Remlits can also be thrown into water; they'll usually just swim to the closest shore.
You can kill butterflies with your sword if you aim your swing right.
And you can kill insect on the ground by standing on them, throwing object such as stones on them or using your items...
There's a sidequest involving Cawlin, who will want you to deliver a letter to Karane... Or you can give the letter to a ghost hand in a toilet, betraying his trust, and making the ghost haunt him.
Go ahead, keep cleaning that lady's house for her. It's not like she's spending her food money and her son's tuition on it, right?
Wafer Thin Mint: The small cannonball that reveals the Sky Keep acts as this.
Walk The Plank: A variation; Link fights Scurvo on the Sandship, and makes him walk a narrow corridor until he falls off the end. The same goes for the similar Dreadfuse in the Sky Keep.
The Wall Around The World: The impenetrable cloud cover that separates Skyloft from the surface. It apparently only applies to humans, as items that have fallen to the surface are the center of some sidequests.
The clouds aren't impenetrable; one could conceivably just fall through them to the surface, but it's Not the Fall That Kills You. Loftwings refuse to fly through them, so that's one safe way to the surface that won't work. On the other hand, Link just skydives down and saves himself with a piece of cloth.
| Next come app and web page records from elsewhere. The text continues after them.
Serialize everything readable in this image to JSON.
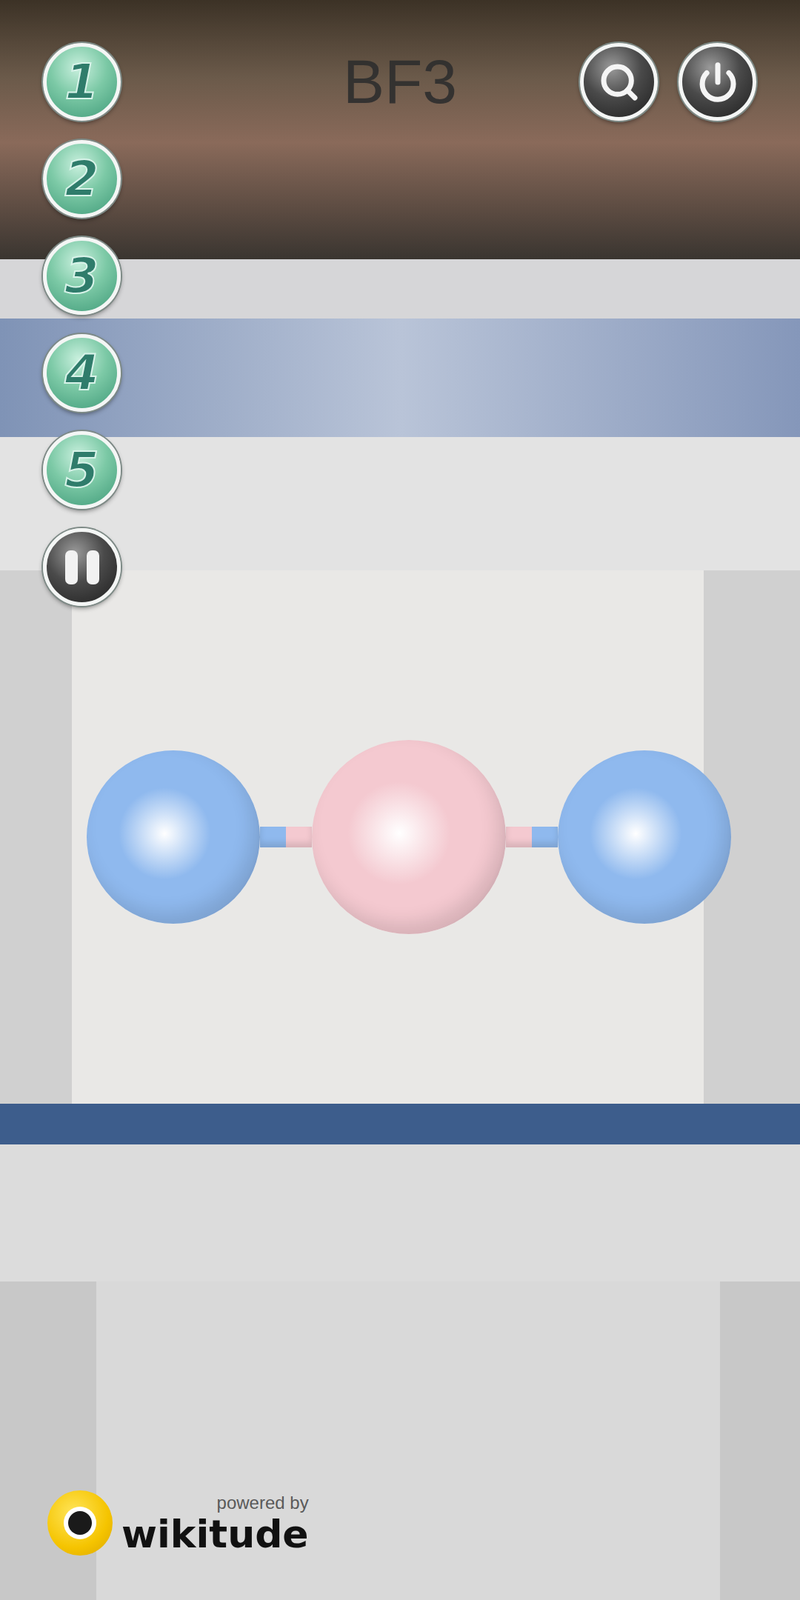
{
  "title": "BF3",
  "number_buttons": [
    {
      "label": "1"
    },
    {
      "label": "2"
    },
    {
      "label": "3"
    },
    {
      "label": "4"
    },
    {
      "label": "5"
    }
  ],
  "molecule": {
    "atoms": [
      {
        "color": "#8fb9ee"
      },
      {
        "color": "#f4c9d0"
      },
      {
        "color": "#8fb9ee"
      }
    ]
  },
  "branding": {
    "powered_by": "powered by",
    "brand": "wikitude"
  }
}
Wonder why no one thought of that before.
Wake Up Call Boss: The first time you meet Ghirahim in the Skyview Temple. Flailing your sword won't get you far.
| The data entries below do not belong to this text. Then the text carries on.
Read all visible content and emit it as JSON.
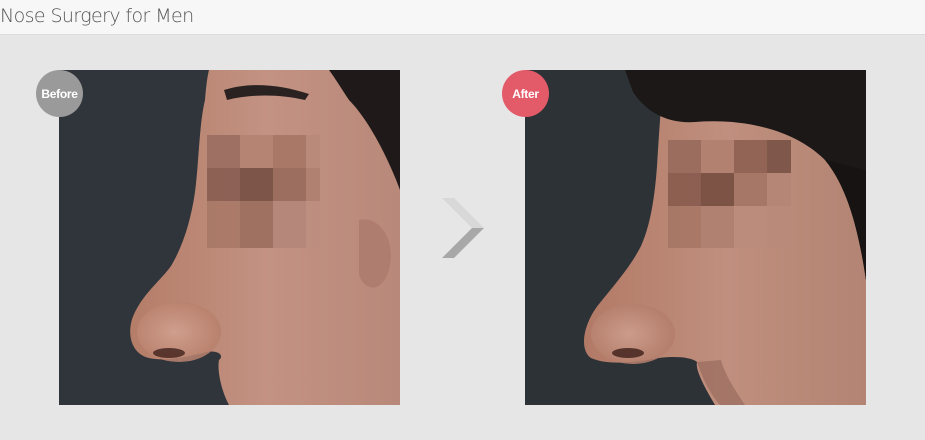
{
  "header": {
    "title": "Nose Surgery for Men"
  },
  "comparison": {
    "before": {
      "label": "Before",
      "badge_color": "#9a9a9a",
      "image": "side-profile-nose-before"
    },
    "after": {
      "label": "After",
      "badge_color": "#e35b68",
      "image": "side-profile-nose-after"
    },
    "divider": {
      "icon": "chevron-right-icon"
    }
  }
}
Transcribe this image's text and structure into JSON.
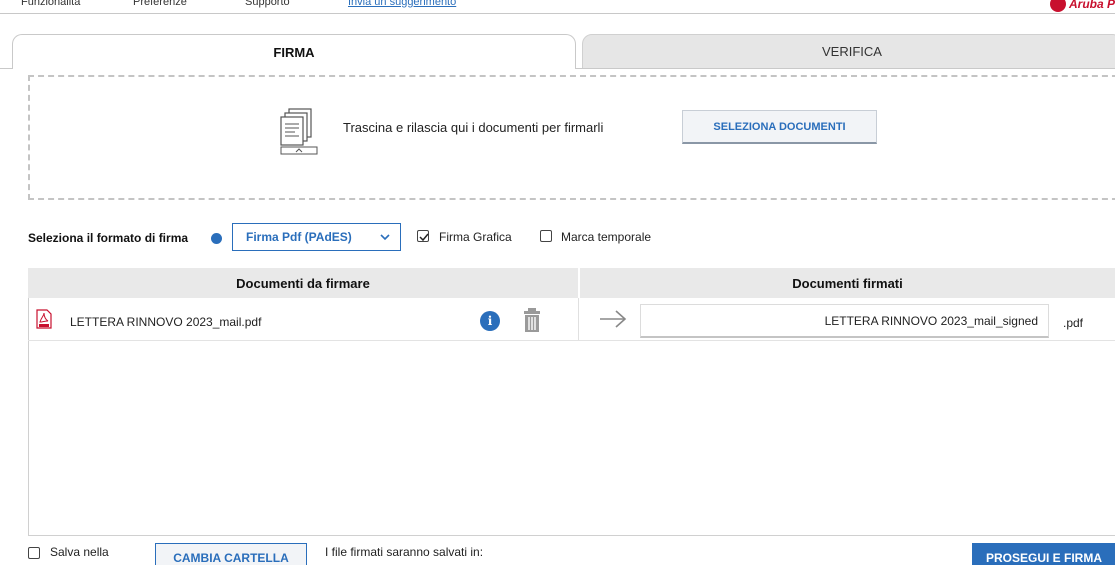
{
  "menu": {
    "items": [
      "Funzionalità",
      "Preferenze",
      "Supporto"
    ],
    "suggest_link": "Invia un suggerimento",
    "brand": "Aruba P"
  },
  "tabs": [
    {
      "label": "FIRMA",
      "active": true
    },
    {
      "label": "VERIFICA",
      "active": false
    }
  ],
  "dropzone": {
    "text": "Trascina e rilascia qui i documenti per firmarli",
    "button": "SELEZIONA DOCUMENTI"
  },
  "format": {
    "label": "Seleziona il formato di firma",
    "selected": "Firma Pdf (PAdES)",
    "firma_grafica": {
      "label": "Firma Grafica",
      "checked": true
    },
    "marca_temporale": {
      "label": "Marca temporale",
      "checked": false
    }
  },
  "table": {
    "col_left": "Documenti da firmare",
    "col_right": "Documenti firmati",
    "rows": [
      {
        "name": "LETTERA RINNOVO 2023_mail.pdf",
        "output_name": "LETTERA RINNOVO 2023_mail_signed",
        "output_ext": ".pdf"
      }
    ]
  },
  "bottom": {
    "save_label": "Salva nella",
    "change_button": "CAMBIA CARTELLA",
    "info_text": "I file firmati saranno salvati in:",
    "proceed_button": "PROSEGUI E FIRMA"
  },
  "colors": {
    "accent": "#2a6ebb",
    "brand": "#c8102e",
    "header_bg": "#e9e9e9"
  }
}
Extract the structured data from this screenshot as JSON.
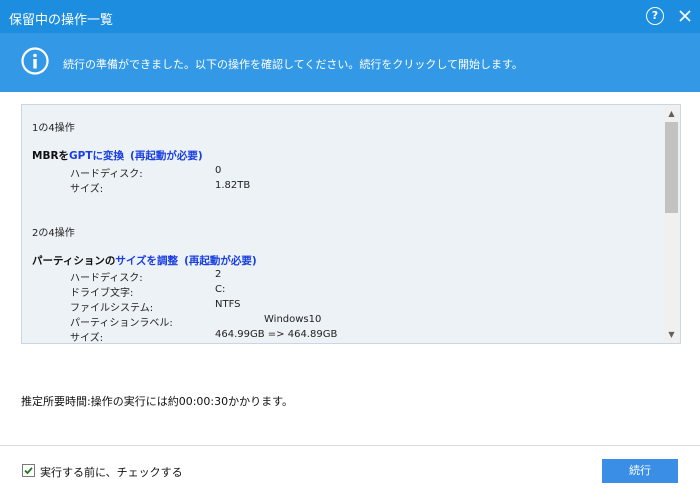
{
  "window": {
    "title": "保留中の操作一覧",
    "help_label": "?"
  },
  "banner": {
    "message": "続行の準備ができました。以下の操作を確認してください。続行をクリックして開始します。"
  },
  "operations": [
    {
      "header": "1の4操作",
      "title": {
        "prefix": "MBRを",
        "action": "GPTに変換",
        "suffix": "(再起動が必要)"
      },
      "details": [
        {
          "label": "ハードディスク:",
          "value": "0"
        },
        {
          "label": "サイズ:",
          "value": "1.82TB"
        }
      ]
    },
    {
      "header": "2の4操作",
      "title": {
        "prefix": "パーティションの",
        "action": "サイズを調整",
        "suffix": "(再起動が必要)"
      },
      "details": [
        {
          "label": "ハードディスク:",
          "value": "2"
        },
        {
          "label": "ドライブ文字:",
          "value": "C:"
        },
        {
          "label": "ファイルシステム:",
          "value": "NTFS"
        },
        {
          "label": "パーティションラベル:",
          "value": "Windows10"
        },
        {
          "label": "サイズ:",
          "value": "464.99GB => 464.89GB"
        }
      ]
    }
  ],
  "estimate": "推定所要時間:操作の実行には約00:00:30かかります。",
  "footer": {
    "checkbox_label": "実行する前に、チェックする",
    "checkbox_checked": true,
    "continue_label": "続行"
  },
  "colors": {
    "titlebar": "#1d8de0",
    "banner": "#3399e6",
    "action_blue": "#1a3fe0",
    "button": "#3a8ee6"
  }
}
Warp Whistle: Bird Statues act as one of these, as you're be able to warp to any activated statue, a la Majora's Mask.
Doesn't apply to those found in dungeons, though you can use them to immediately leave the dungeon.
Wasted Song: The game has plenty of awesome themes. Sadly, almost every single one of them only appears once or twice throughout the whole game, and almost none have enough screen time to stick to the player's memory. Even Ballad of the Goddess is very scarce considering it's supposed to be the game's main theme. It's almost a Running Gag to the effect that Zelda is always interrupted when playing it.
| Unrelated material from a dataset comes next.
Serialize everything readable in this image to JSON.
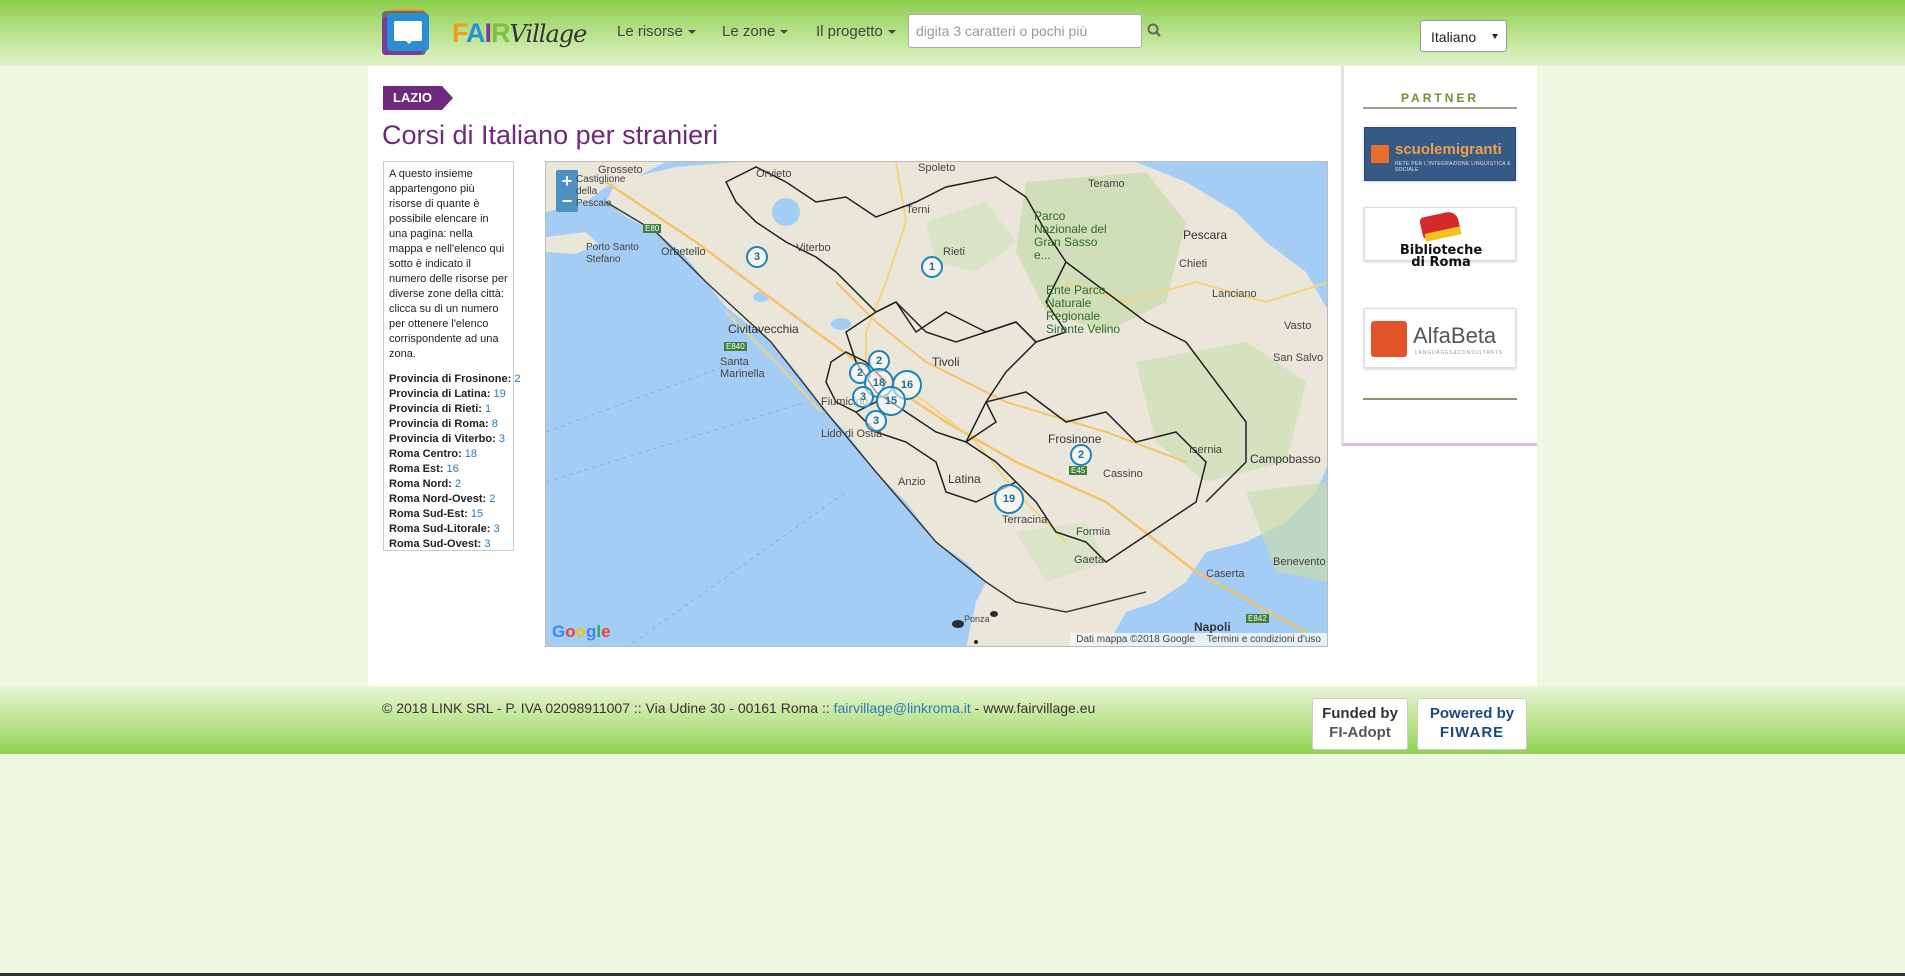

Ballad of the Goddesses is particularly egregious, as we never hear the version shown in the trailers. Not even once.
What Happened to the Mouse?: Despite Captain Skipper's wish to be reunited with his deactivated family and restore his ship, and despite his ship is shown fully repaired after the related boss battle and the end credits, it's never made clear if, and how, Skipper managed to fulfil his wishes.
When you enter the Lumpy Pumpkin, the camera centers on a chandelier that holds several rupees and a Piece of Heart. Kina tells you not to try to retrieve them. There are signs posted upstairs telling you not to slam around too much up there, lest the chandelier fall. So is it any wonder when Pumm and Kina become furious with Link when he knocks it down, anyways? Even the other patrons feel bad for him, knowing how deep he's just gotten himself in it.
Beedle also gives you one if you decide to leave his shop without buying anything. He complains about how you being on the airship makes it heavier and thus making him have to pedal harder, and the fact that you didn't buy anything pisses him off so much that he unceremoniously drops you out of the shop via trap door. This becomes a touch annoying if you buy nothing only because you lack the Rupees. And most of the stuff he sells is really expensive, too. This becomes even more annoying when you do buy something from him, then exit and come back in (without getting off the ship, mind you) just to see if there's anything new. If there isn't and you try to leave, he'll act as if you hadn't bought anything and drop you off all the same, even if you just paid him 1,200 rupees for that pouch pocket. However, sleeping in the bed in Beedle's shop will refresh the inventory, and if you've bought anything before sleeping, he won't drop you off the ship when you leave.
Wizarding School: Link and Zelda attend one early in the game, complete with a flying school-sport (only on birds instead of broomsticks). It's more of a Knight School, but the basic archetypes are there.